A national authority on school funding testified Thursday he’s seen no proof that putting more money into public education will lead to better outcomes.
Economist Eric Hanushek, senior fellow at the Hoover Institution at Stanford University, said he has reviewed some 400 studies correlating funding to student performance.
The vast majority, he said, “give us little reason to be confident that just putting money into the system will have any real impact.”
But then, under continued questioning by a state lawyer who called him as a friendly witness, Hanushek contradicted himself by saying, “There are times that it [money] does matter.”
Hanushek testified for the state government on the next-to-last day of an eight-week trial in which advocacy groups claimed New Mexico is shortchanging its students by inadequately funding public schools. If the plaintiffs win, it could change the way the New Mexico Legislature funds public education.
Allowing for inflation, Hanushek said, the country since 1960 has quadrupled its per-pupil spending, yet national standardized test results for 17-year-olds show that their academic performance has remained flat.
“You would expect, with a quadrupling of resources, to see some improvement in outcomes,” Hanushek said.
His position echoed recent comments made by U.S. Education Secretary Betsy DeVos, who told a Senate subcommittee in June: “The notion that spending more money is going to bring about different results is ill-placed and ill-advised.”
Plaintiffs in the New Mexico case — a coalition of parents, students and school districts, including Santa Fe Public Schools — are asking for more resources for certain programs, and that would increase costs.

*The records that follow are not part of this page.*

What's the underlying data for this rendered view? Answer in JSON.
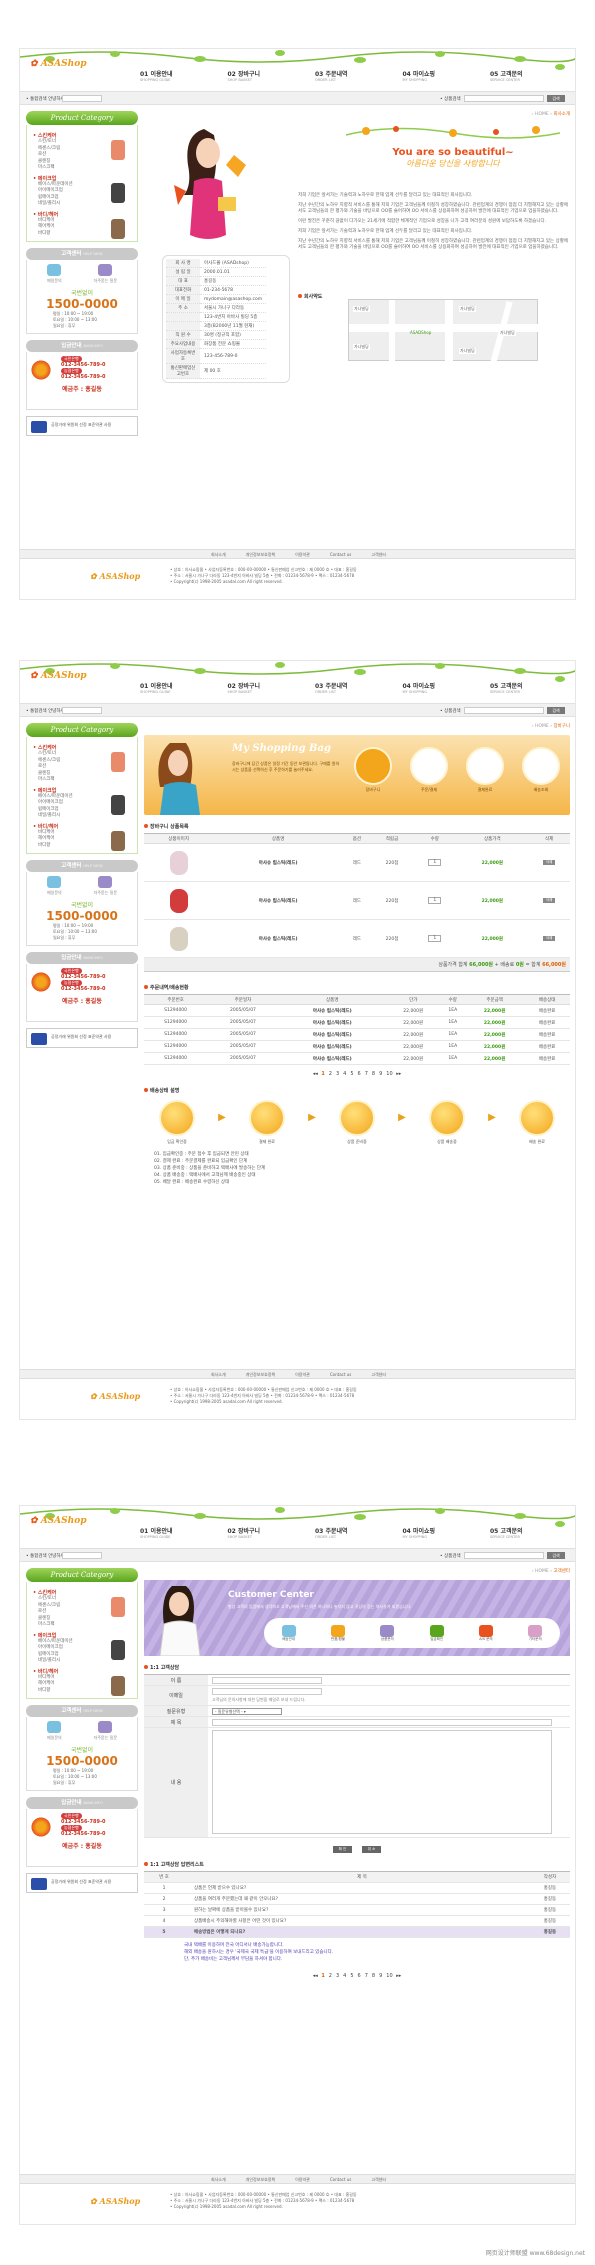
{
  "site": {
    "brand": "ASAShop",
    "nav": [
      {
        "num": "01",
        "ko": "이용안내",
        "en": "SHOPPING GUIDE"
      },
      {
        "num": "02",
        "ko": "장바구니",
        "en": "SHOP BASKET"
      },
      {
        "num": "03",
        "ko": "주문내역",
        "en": "ORDER LIST"
      },
      {
        "num": "04",
        "ko": "마이쇼핑",
        "en": "MY SHOPPING"
      },
      {
        "num": "05",
        "ko": "고객문의",
        "en": "SERVICE CENTER"
      }
    ],
    "toolbar_label": "• 통합검색 안녕하세요♡",
    "search_label": "• 상품검색",
    "search_button": "검색",
    "sidebar": {
      "category_title": "Product Category",
      "groups": [
        {
          "title": "스킨케어",
          "items": [
            "스킨/토너",
            "에센스/크림",
            "로션",
            "클렌징",
            "마스크팩"
          ]
        },
        {
          "title": "메이크업",
          "items": [
            "베이스/파운데이션",
            "아이메이크업",
            "립메이크업",
            "네일/폴리시"
          ]
        },
        {
          "title": "바디/헤어",
          "items": [
            "바디케어",
            "헤어케어",
            "바디향"
          ]
        }
      ],
      "cs_title": "고객센터",
      "cs_sub": "HELP DESK",
      "cs_icons": [
        "메일문의",
        "자주묻는 질문"
      ],
      "phone_label": "국번없이",
      "phone": "1500-0000",
      "hours": [
        "평일 : 10:00 ~ 19:00",
        "토요일 : 10:00 ~ 13:00",
        "일요일 : 휴무"
      ],
      "bank_title": "입금안내",
      "bank_sub": "BANK INFO",
      "banks": [
        {
          "name": "국민은행",
          "num": "012-3456-789-0"
        },
        {
          "name": "농협은행",
          "num": "012-3456-789-0"
        }
      ],
      "bank_holder": "예금주 : 홍길동",
      "fair_text": "공정거래 위원회 선정 표준약관 사용"
    },
    "footer_links": [
      "회사소개",
      "개인정보보호정책",
      "이용약관",
      "Contact us",
      "고객센터"
    ],
    "footer_info": [
      "• 상호 : 아사쇼핑몰 • 사업자등록번호 : 000-00-00000 • 통신판매업 신고번호 : 제 0000 호 • 대표 : 홍길동",
      "• 주소 : 서울시 가나구 다라동 123-4번지 아바사 빌딩 5층 • 전화 : 01234-5678-9 • 팩스 : 01234-5678",
      "• Copyright(c) 1998-2005 asadal.com All right reserved."
    ]
  },
  "page1": {
    "crumb_home": "HOME",
    "crumb_current": "회사소개",
    "banner_title": "You are so beautiful~",
    "banner_sub": "아름다운 당신을 사랑합니다",
    "intro_paragraphs": [
      "저희 기업은 앞서가는 기술력과 노하우로 한재 업계 선두를 달리고 있는 대표적인 회사입니다.",
      "지난 수년간의 노하우 지향적 서비스를 통해 저희 기업은 고객님들께 이철히 성장하였습니다. 관련업계의 경쟁이 점점 더 치열해지고 있는 상황에서도 고객님들의 한 평가와 기술을 바탕으로 OO를 슬어하여 OO 서비스를 상용화하여 성공하며 발전에 대표적인 기업으로 업을하였습니다.",
      "이런 발전은 꾸준히 끊없이 다가오는 21세기에 적합한 체계적인 기업으로 성장을 나가 고객 여러분의 성원에 보답하도록 하겠습니다.",
      "저희 기업은 앞서가는 기술력과 노하우로 한재 업계 선두를 달리고 있는 대표적인 회사입니다.",
      "지난 수년간의 노하우 지향적 서비스를 통해 저희 기업은 고객님들께 이철히 성장하였습니다. 관련업계의 경쟁이 점점 더 치열해지고 있는 상황에서도 고객님들의 한 평가와 기술을 바탕으로 OO를 슬어하여 OO 서비스를 상용화하여 성공하며 발전에 대표적인 기업으로 업을하였습니다."
    ],
    "map_title": "회사약도",
    "map_labels": [
      "가나빌딩",
      "가나빌딩",
      "ASADShop",
      "가나빌딩",
      "가나빌딩",
      "가나빌딩"
    ],
    "profile": [
      {
        "k": "회 사 명",
        "v": "아사드몰 (ASADshop)"
      },
      {
        "k": "설 립 일",
        "v": "2000.01.01"
      },
      {
        "k": "대 표",
        "v": "홍길동"
      },
      {
        "k": "대표전화",
        "v": "01-234-5678"
      },
      {
        "k": "이 메 일",
        "v": "mydomain@asashop.com"
      },
      {
        "k": "주 소",
        "v": "서울시 가나구 다라동"
      },
      {
        "k": "",
        "v": "123-4번지 아바사 빌딩 5층"
      },
      {
        "k": "",
        "v": "3층(B2000년 11월 현재)"
      },
      {
        "k": "직 원 수",
        "v": "30명 (정규직 포함)"
      },
      {
        "k": "주요사업내용",
        "v": "화장품 전문 쇼핑몰"
      },
      {
        "k": "사업자등록번호",
        "v": "123-456-789-0"
      },
      {
        "k": "통신판매업신고번호",
        "v": "제 00 호"
      }
    ]
  },
  "page2": {
    "crumb_home": "HOME",
    "crumb_current": "장바구니",
    "banner_title": "My Shopping Bag",
    "banner_text": "장바구니에 담긴 상품은 일정 기간 동안 보관됩니다. 구매를 원하시는 상품을 선택하신 후 주문하기를 눌러주세요.",
    "banner_steps": [
      "장바구니",
      "주문/결제",
      "결제완료",
      "배송조회"
    ],
    "cart_title": "장바구니 상품목록",
    "cart_headers": [
      "상품이미지",
      "상품명",
      "옵션",
      "적립금",
      "수량",
      "상품가격",
      "삭제"
    ],
    "cart_rows": [
      {
        "name": "아사슈 립스틱(레드)",
        "opt": "레드",
        "point": "220점",
        "qty": "1",
        "price": "22,000원",
        "del": "삭제"
      },
      {
        "name": "아사슈 립스틱(레드)",
        "opt": "레드",
        "point": "220점",
        "qty": "1",
        "price": "22,000원",
        "del": "삭제"
      },
      {
        "name": "아사슈 립스틱(레드)",
        "opt": "레드",
        "point": "220점",
        "qty": "1",
        "price": "22,000원",
        "del": "삭제"
      }
    ],
    "total_label": "상품가격 합계",
    "total_value": "66,000원",
    "ship_label": "배송료",
    "ship_value": "0원",
    "grand_label": "합계",
    "grand_value": "66,000원",
    "order_title": "주문내역/배송현황",
    "order_headers": [
      "주문번호",
      "주문일자",
      "상품명",
      "단가",
      "수량",
      "주문금액",
      "배송상태"
    ],
    "order_rows": [
      [
        "S1294000",
        "2005/05/07",
        "아사슈 립스틱(레드)",
        "22,000원",
        "1EA",
        "22,000원",
        "배송완료"
      ],
      [
        "S1294000",
        "2005/05/07",
        "아사슈 립스틱(레드)",
        "22,000원",
        "1EA",
        "22,000원",
        "배송완료"
      ],
      [
        "S1294000",
        "2005/05/07",
        "아사슈 립스틱(레드)",
        "22,000원",
        "1EA",
        "22,000원",
        "배송완료"
      ],
      [
        "S1294000",
        "2005/05/07",
        "아사슈 립스틱(레드)",
        "22,000원",
        "1EA",
        "22,000원",
        "배송완료"
      ],
      [
        "S1294000",
        "2005/05/07",
        "아사슈 립스틱(레드)",
        "22,000원",
        "1EA",
        "22,000원",
        "배송완료"
      ]
    ],
    "pages": [
      "1",
      "2",
      "3",
      "4",
      "5",
      "6",
      "7",
      "8",
      "9",
      "10"
    ],
    "process_title": "배송상태 설명",
    "process_steps": [
      "입금 확인중",
      "결제 완료",
      "상품 준비중",
      "상품 배송중",
      "배송 완료"
    ],
    "process_notes": [
      "01. 입금확인중 : 주문 접수 후 입금되면 안된 상태",
      "02. 결제 완료 : 주문결제를 완료되 입금확인 단계",
      "03. 상품 준비중 : 상품을 준비하고 택배사에 발송하는 단계",
      "04. 상품 배송중 : 택배사에서 고객님께 배송중인 상태",
      "05. 배달 완료 : 배송완료 수령하신 상태"
    ]
  },
  "page3": {
    "crumb_home": "HOME",
    "crumb_current": "고객센터",
    "banner_title": "Customer Center",
    "banner_text": "항상 고객의 입장에서 생각하고 고객님께서 주신 의견 하나하나 놓치지 않고 귀담아 듣는 아사슈가 되겠습니다.",
    "banner_icons": [
      "배송안내",
      "반품/환불",
      "상품문의",
      "입금확인",
      "A/S 문의",
      "기타문의"
    ],
    "form_title": "1:1 고객상담",
    "form_labels": [
      "이 름",
      "이메일",
      "질문유형",
      "제 목",
      "내 용"
    ],
    "email_note": "고객님의 문의사항에 대한 답변을 메일로 보내 드립니다.",
    "select_value": "- 질문유형선택 -",
    "btn_ok": "확 인",
    "btn_cancel": "취 소",
    "list_title": "1:1 고객상담 답변리스트",
    "list_headers": [
      "번 호",
      "제 목",
      "작성자"
    ],
    "list_rows": [
      {
        "n": "1",
        "t": "상품은 언제 받으수 있나요?",
        "w": "홍길동"
      },
      {
        "n": "2",
        "t": "상품을 여러개 주문했는데 왜 같이 안오나요?",
        "w": "홍길동"
      },
      {
        "n": "3",
        "t": "원하는 날짜에 상품을 받아볼수 있나요?",
        "w": "홍길동"
      },
      {
        "n": "4",
        "t": "상품배송시 주의해야할 사항은 어떤 것이 있나요?",
        "w": "홍길동"
      },
      {
        "n": "5",
        "t": "배송방법은 어떻게 되나요?",
        "w": "홍길동"
      }
    ],
    "answer_lines": [
      "국내 택배를 이용하며 전국 어디서나 배송가능합니다.",
      "해외 배송을 원하시는 경우 '국제국 국제 특급'을 이용하여 보내드리고 있습니다.",
      "단, 추가 배송비는 고객님께서 부담을 하셔야 합니다."
    ],
    "pages": [
      "1",
      "2",
      "3",
      "4",
      "5",
      "6",
      "7",
      "8",
      "9",
      "10"
    ]
  },
  "watermark": "网页设计师联盟 www.68design.net",
  "colors": {
    "accent": "#e9521e",
    "green": "#5aa51e",
    "orange": "#f3a51b",
    "purple": "#b6a3d9"
  }
}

They want state District Judge Sarah Singleton, who’s presiding in the trial, to order the state to enact reforms. These could include increasing access to pre-K programs, decreasing class sizes and boosting pay for teachers to keep them from bolting to jobs that pay more.
The advocacy groups say these changes would improve student performance in a state that ranks near or at the bottom in most national surveys on public education.
As it stands, the plaintiffs say, state government is not doing enough to help schoolchildren who are most likely to fail or drop out. These include special-education students, English-language learners and those who are economically disadvantaged.
The state has called witnesses who have argued that money will not necessarily make a difference and that the state has implemented a number of reforms that are helping.
Hanushek, for example, said that based on National Assessment of Educational Progress standardized test results, low-income New Mexico students in the eighth grade made gains from 24 percent to 34 percent in math proficiency between 2003 and 2015.
But under cross-examination by Marisa Bono, a lawyer for those who say the state government isn’t doing its job, Hanushek agreed that other standardized test results show that the academic performance of low-income students in New Mexico has stagnated or declined.
Of the studies that counter his argument, he said, “Much of science is focused on how to beat down the other [side’s] studies,” a line that drew laughter.
Friday will be the last day of the trial, which will cost the state more than $3.6 million, according to the Legislative Finance Committee. The plaintiffs called 38 witnesses and the defense 27.
Paul Aguilar, New Mexico’s deputy secretary of education, is scheduled to testify Friday. Former state Education Secretary Hanna Skandera will not testify. Singleton decided Skandera was not needed because she resigned from office two months ago and several high-ranking representatives from the Public Education Department have already testified for the defense.
Singleton will not hear closing arguments. Rather, she has asked both sides to submit briefs for her to read, a process that could take several months. She said it is unlikely she will make a decision until near the end of the year.